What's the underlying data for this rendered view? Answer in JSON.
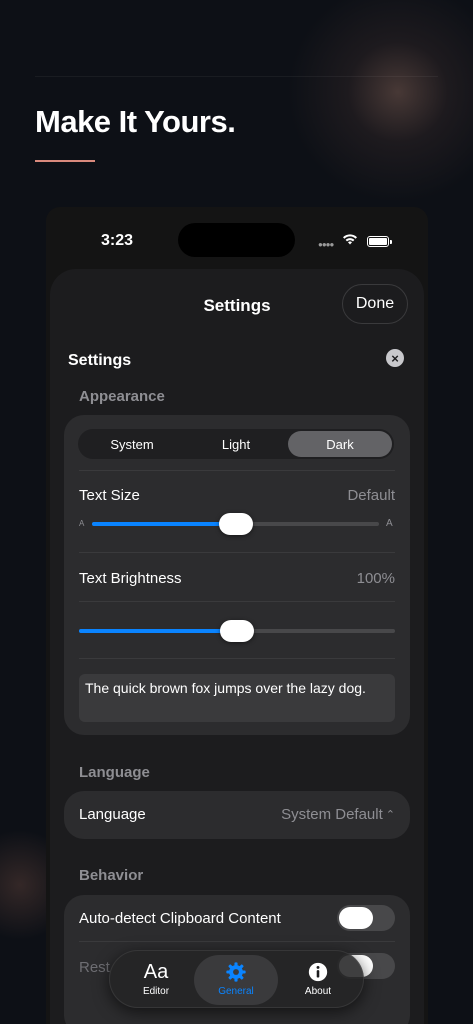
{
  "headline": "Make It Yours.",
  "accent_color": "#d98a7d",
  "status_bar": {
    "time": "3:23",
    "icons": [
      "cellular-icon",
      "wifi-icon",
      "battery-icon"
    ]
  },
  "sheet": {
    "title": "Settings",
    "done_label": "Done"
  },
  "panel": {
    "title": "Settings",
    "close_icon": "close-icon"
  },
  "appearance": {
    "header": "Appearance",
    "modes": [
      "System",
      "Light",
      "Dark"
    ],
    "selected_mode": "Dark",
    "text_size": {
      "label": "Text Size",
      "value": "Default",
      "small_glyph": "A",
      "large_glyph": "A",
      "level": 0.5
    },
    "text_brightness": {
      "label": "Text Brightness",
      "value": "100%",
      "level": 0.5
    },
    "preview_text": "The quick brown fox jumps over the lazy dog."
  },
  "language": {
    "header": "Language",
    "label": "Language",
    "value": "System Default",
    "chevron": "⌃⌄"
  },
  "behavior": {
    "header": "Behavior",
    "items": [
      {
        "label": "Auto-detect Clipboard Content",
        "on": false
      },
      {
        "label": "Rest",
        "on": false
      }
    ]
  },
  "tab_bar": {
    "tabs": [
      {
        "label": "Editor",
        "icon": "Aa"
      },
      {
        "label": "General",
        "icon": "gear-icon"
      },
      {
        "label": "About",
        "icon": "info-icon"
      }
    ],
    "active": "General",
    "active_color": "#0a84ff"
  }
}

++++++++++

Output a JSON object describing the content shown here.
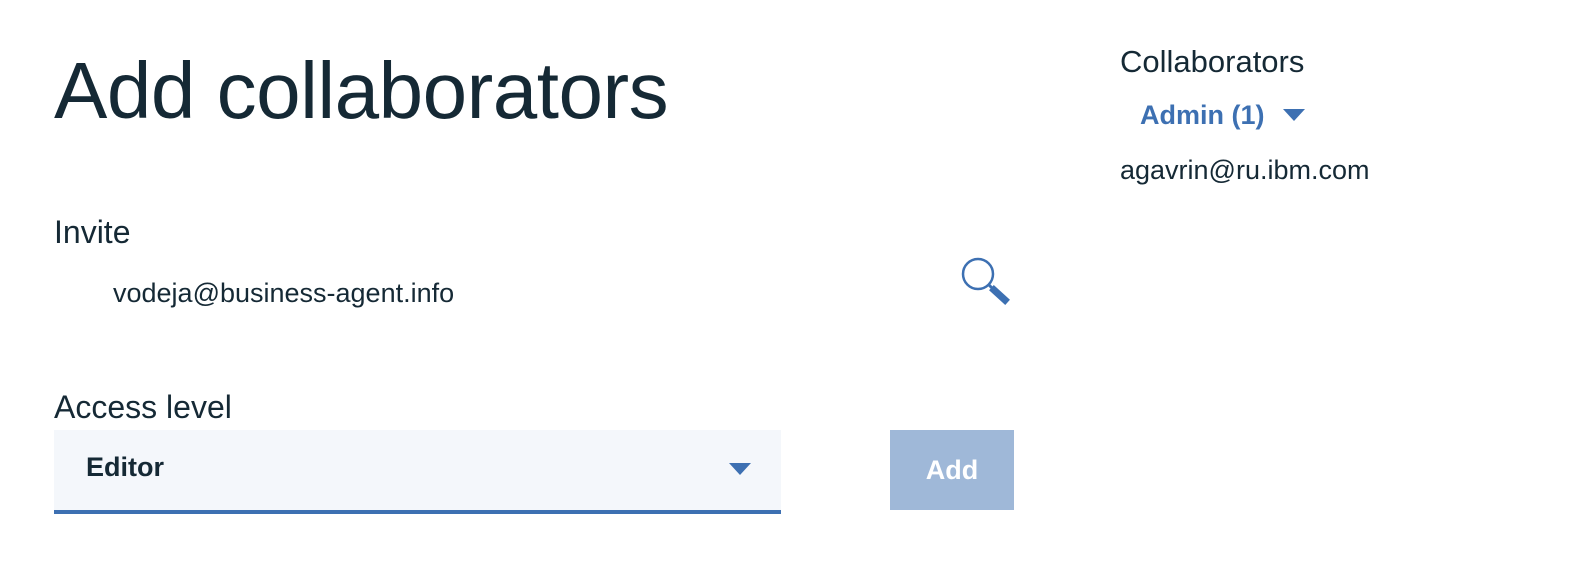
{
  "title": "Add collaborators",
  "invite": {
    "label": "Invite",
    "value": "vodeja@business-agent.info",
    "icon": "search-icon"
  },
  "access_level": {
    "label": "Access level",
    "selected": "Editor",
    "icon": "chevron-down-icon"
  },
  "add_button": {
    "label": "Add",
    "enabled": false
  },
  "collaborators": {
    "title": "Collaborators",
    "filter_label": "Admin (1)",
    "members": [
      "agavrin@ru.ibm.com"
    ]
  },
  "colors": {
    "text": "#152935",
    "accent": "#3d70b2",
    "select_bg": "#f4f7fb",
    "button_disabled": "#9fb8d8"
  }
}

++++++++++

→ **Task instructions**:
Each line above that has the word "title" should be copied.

→ **Response to the exercise**:
    "title": "Settings",
    "title": "Settings",
  "title": "Add collaborators",
    "title": "Collaborators",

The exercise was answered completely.